"I didn't see it coming, honestly. I had heard and read Irwin's remarks in the past, and there didn't seem to be any indication that there were difficulties," said Lofgren, who sells Four Winns and Seaswirl boats.
As a dealer, Lofgren said he's taking a wait-and-see attitude with regard to what this will mean for him and the more than 1,000 other Genmar dealers worldwide. He added that he hadn't heard from any concerned customers.
"I think if people were on the verge of buying 10 Seaswirls from us, I would hear from one or two of them, and that's not the case," he said.
The filing, he said, will definitely have a ripple effect through the industry, and it could push more businesses into bankruptcy.
"I am thinking this could be real tragic, and although I think we've hit a certain bottom, I think we're bouncing along the bottom and who knows how long it's going to take until we see an uptick," Lofgren said.
However, he added, he's confident Jacobs will be back.
"I think Irwin loves this business. ... I think that he will be back, and I predict a leaner, meaner, stronger Genmar," he said. "I want to be a Genmar dealer, I really do."
Others in the industry, including Brunswick Corp., agreed that Genmar's actions reflect the difficulties facing the entire industry.
Brunswick is the largest boatbuilder in the country and Genmar's largest competitor.
"For the past few years, we in the marine industry have seen market demand diminish as the economy has weakened and tighter credit has had an impact on both consumer demand, as well as dealers' access to wholesale financing to place new boats on their showroom floors," Brunswick said in a statement.
"We have said before that we expect that this situation will likely lead to a negative impact on builders and dealers," the company added.
In its soon-to-be-released 2008 statistical abstract, the National Marine Manufacturers Association notes that sales of new boats dropped an estimated 24 percent last year. It estimates that new boat unit sales on a 12-month rolling basis, from May 2008 through May 2009, are down about 35 percent.

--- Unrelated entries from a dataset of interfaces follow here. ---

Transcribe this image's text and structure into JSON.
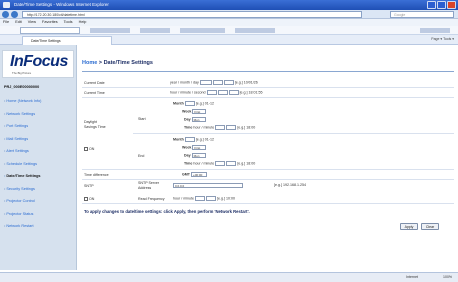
{
  "browser": {
    "title": "Date/Time Settings - Windows Internet Explorer",
    "address": "http://172.20.30.180/ctl/datetime.html",
    "search_placeholder": "Google",
    "menu": [
      "File",
      "Edit",
      "View",
      "Favorites",
      "Tools",
      "Help"
    ],
    "tab_label": "Date/Time Settings",
    "tab_tools": "Page ▾  Tools ▾",
    "status_zone": "Internet",
    "status_zoom": "100%"
  },
  "sidebar": {
    "brand": "InFocus",
    "tagline": "The Big Picture",
    "hostname": "PRJ_000E00000000",
    "items": [
      {
        "label": "Home (Network Info)",
        "active": false
      },
      {
        "label": "Network Settings",
        "active": false
      },
      {
        "label": "Port Settings",
        "active": false
      },
      {
        "label": "Mail Settings",
        "active": false
      },
      {
        "label": "Alert Settings",
        "active": false
      },
      {
        "label": "Schedule Settings",
        "active": false
      },
      {
        "label": "Date/Time Settings",
        "active": true
      },
      {
        "label": "Security Settings",
        "active": false
      },
      {
        "label": "Projector Control",
        "active": false
      },
      {
        "label": "Projector Status",
        "active": false
      },
      {
        "label": "Network Restart",
        "active": false
      }
    ]
  },
  "content": {
    "breadcrumb_home": "Home",
    "breadcrumb_sep": " > ",
    "page_title": "Date/Time Settings",
    "current_date_label": "Current Date",
    "current_date_fmt": "year / month / day",
    "current_date_hint": "[e.g.] 10/01/26",
    "current_time_label": "Current Time",
    "current_time_fmt": "hour / minute / second",
    "current_time_hint": "[e.g.] 18:01:55",
    "dst_label": "Daylight Savings Time",
    "on_label": "ON",
    "start_label": "Start",
    "end_label": "End",
    "month_label": "Month",
    "month_hint": "[e.g.] 01-12",
    "week_label": "Week",
    "week_value": "First",
    "day_label": "Day",
    "day_value": "Mon",
    "time_label": "Time",
    "time_fmt": "hour / minute",
    "time_hint": "[e.g.] 18:00",
    "time_diff_label": "Time difference",
    "gmt_label": "GMT",
    "gmt_value": "+00:00",
    "sntp_label": "SNTP",
    "sntp_server_label": "SNTP Server Address",
    "sntp_server_value": "0.0.0.0",
    "sntp_hint": "[e.g.] 192.168.1.254",
    "read_freq_label": "Read Frequency",
    "read_freq_fmt": "hour / minute",
    "read_freq_hint": "[e.g.] 10:00",
    "apply_note": "To apply changes to date/time settings: click Apply, then perform 'Network Restart'.",
    "apply_button": "Apply",
    "clear_button": "Clear"
  }
}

The NMMA wasn't able to comment specifically on Genmar, and president Thom Dammrich is out of the country and unavailable for comment. However, the statistics provide a look at what is happening across the industry, according to the NMMA.
— Beth Rosenberg